You can make a donation to the Sedgwick Museum of Earth Sciences online (using a credit or debit card), in person or by post. 

Click here to donate online.

When you click on the link above, you will be transferred to the secure online giving facility hosted by the University of Cambridge's Development Office, where you will be asked to enter your gift amount and payment details.

If you would like to make a donation in person we have a donations box in the entrance area of the museum, outside the information point and shop area.

If you would like to make a donation by post please send a cheque made payable to the University of Cambridge and address this to:

Museum Administrator
Sedgwick Museum of Earth Sciences,
Department of Earth Sciences,
The University of Cambridge,
Downing Street,
Cambridge,
CB2 3EQ

Thank you for your donation and for supporting the work of the Sedgwick Museum.

For any other enquiries about making a donation to the museum please contact us.




Monday to Friday
10:00 to 13:00 & 14:00 to 17:00

Saturday
10:00 to 16:00 

Sunday
CLOSED
 


Nov 16, 2018

W.B.R. King was awarded the Military Cross for bravery with the British Expeditionary Force before being evacuated from Dunkirk in 1940. He was a Cambridge graduate and World War I veteran who pioneered the use of geological expertise in the theatre of war. King went on to become the 11th Woodwardian professor of geology in 1944.



Nov 14, 2018

The recent discovery of Ice Age mammoth and rhino remains near Cambridge became national news.
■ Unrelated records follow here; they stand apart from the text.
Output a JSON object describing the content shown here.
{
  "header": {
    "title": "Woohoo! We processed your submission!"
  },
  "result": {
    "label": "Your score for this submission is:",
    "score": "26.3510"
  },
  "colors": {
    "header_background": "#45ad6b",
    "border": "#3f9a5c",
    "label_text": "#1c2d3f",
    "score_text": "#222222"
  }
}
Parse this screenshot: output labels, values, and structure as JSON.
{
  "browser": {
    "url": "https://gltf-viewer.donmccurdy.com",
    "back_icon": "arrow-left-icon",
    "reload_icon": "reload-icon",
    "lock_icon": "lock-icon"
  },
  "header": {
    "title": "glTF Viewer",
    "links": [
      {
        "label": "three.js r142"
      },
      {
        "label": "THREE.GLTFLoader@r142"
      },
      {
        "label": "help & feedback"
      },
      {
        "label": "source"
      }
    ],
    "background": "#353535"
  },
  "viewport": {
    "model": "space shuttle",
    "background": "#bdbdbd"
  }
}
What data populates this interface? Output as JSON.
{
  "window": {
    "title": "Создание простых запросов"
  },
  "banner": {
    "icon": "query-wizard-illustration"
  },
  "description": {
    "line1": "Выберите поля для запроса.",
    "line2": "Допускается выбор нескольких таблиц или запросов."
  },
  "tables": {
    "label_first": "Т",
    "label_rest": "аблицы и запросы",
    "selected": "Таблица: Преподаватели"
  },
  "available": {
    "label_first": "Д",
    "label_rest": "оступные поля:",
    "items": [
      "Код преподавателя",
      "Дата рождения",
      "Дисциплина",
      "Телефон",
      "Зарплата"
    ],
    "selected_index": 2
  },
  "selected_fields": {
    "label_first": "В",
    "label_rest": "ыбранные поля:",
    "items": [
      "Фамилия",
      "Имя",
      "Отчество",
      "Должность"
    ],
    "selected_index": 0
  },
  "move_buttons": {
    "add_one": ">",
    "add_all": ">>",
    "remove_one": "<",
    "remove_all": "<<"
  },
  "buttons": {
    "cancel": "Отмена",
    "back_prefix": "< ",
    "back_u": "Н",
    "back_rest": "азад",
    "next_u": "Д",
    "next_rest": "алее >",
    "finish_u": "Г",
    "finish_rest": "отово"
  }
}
By coincidence, the Sedgwick Museum at the University of Cambridge has a new exhibit which tells the story of late Ice Age times and how the life and environments of Cambridgeshire were dramatically altered by climate change.